I’d been listening to The Fall since 1978 and ‘Bingo-Master’s Breakdown’: well, you couldn’t listen to John Peel every night for that many years and be completely unaware of the band. But I never really took to their music: there was an ungainly, ragged angularity to it that didn’t appeal to my sensibilities, and Mark E Smith’s denunciatory voice is a taste to be acquired.
Some tracks stood out, nagging at my mental barriers, things like ‘Totally Wired’ and ‘How I wrote Elastic Man’, but even these were rushed and rough. The Fall were a band with rough edges: most of the time they seemed to consist of nothing else.
But if you are exposed to something for long enough, it’s hardly surprising that some part of their music starts to make sense. For me it was ‘Leave the Capitol’, from the Slates EP, and the Peel session version of ‘Who makes the Nazis?’, in which Smith’s sneer ceased to be repellent against the headlong rush of the band.
So I experimented: I bought Perverted by Language and struggled to get into it (though the splenetic ‘Eat Y’self Fitter’ was an instant gem).
The Wonderful and Frightening World of The Fall was the next album. I bought the cassette version, which included the Call for Escape Route EP, and had seven extra songs in total, a format which has been preserved for the CD. It’s the only one I’ve kept.
This is where Smith and the band – which at that point included Smith’s American wife, Brix, for a number of years before she ran off with that tit, Nigel Kennedy – came closest to being a tight, bright, melodic pop band.
Being the Fall, and being Mark E.Smith in particular, it really isn’t that close, though it’s noticeable that this is when The Fall scored their only singles hits, even if these were only two Top 40 placings and a high of no. 30 (with a cover of ‘There’s a Ghost in my House’ that never sounded anything like as good as it did in your head when the idea first appeared: they were much better on ‘Victoria’, which only got to no. 34).
And it’s not just the singles ‘Oh, Brother’ and ‘C.R.E.E.P.’ imported into the cassette/CD versions, with their chiming guitars and ringing title lines, it’s there in tracks on the vinyl itself, such as ‘2 x 4’ (what you should hit someone on the head with to attract their attention).
Even so, the ‘old’ Fall has plenty to say for itself, especially in the disjointed side one closer, ‘Elves’, a fantastic suspended gulf of paranoia and mystic leanings that suddenly gathers force and resolves into a structured chant of ‘not ever, no never no more/will I trust the Elves of Dunsinore’ that makes no sense but spits fire.
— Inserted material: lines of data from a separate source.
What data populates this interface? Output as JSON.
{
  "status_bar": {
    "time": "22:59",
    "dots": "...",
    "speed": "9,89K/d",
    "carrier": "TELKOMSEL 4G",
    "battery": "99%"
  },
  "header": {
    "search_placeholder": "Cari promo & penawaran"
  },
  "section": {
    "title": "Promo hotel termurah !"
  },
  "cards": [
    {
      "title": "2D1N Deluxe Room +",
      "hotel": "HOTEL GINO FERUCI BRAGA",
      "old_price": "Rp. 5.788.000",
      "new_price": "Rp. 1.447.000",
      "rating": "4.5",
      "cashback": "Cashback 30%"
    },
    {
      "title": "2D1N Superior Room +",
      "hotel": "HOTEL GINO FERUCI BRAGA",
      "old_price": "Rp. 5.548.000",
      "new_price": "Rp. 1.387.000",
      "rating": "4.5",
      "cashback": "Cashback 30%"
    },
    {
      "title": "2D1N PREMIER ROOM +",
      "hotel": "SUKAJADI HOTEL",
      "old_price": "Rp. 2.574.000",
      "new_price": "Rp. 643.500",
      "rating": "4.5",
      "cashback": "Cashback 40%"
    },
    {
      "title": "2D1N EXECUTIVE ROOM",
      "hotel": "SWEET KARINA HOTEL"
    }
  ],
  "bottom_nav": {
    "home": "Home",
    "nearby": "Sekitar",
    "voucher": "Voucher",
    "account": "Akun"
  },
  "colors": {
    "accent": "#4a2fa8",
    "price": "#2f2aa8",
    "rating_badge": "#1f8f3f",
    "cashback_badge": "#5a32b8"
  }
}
This sudden influx of conventional structure is present from the outset in the album’s best track,  the lurching, bass-dominant ‘Slang King’, an epic and forceful surge that, sonically, I’ve always been tempted to bracket with such differing tracks as Neil Young’s ‘My, My, Hey, Hey (Into the Black)’ and Joy Division’s awesome ‘Dead Souls’.
The Fall’s ‘pop’ years didn’t last long, and certainly didn’t out-lived Brix’s defection, but this album represents that influence at its most coherent and consistent, and thus it survives every cull of the collection.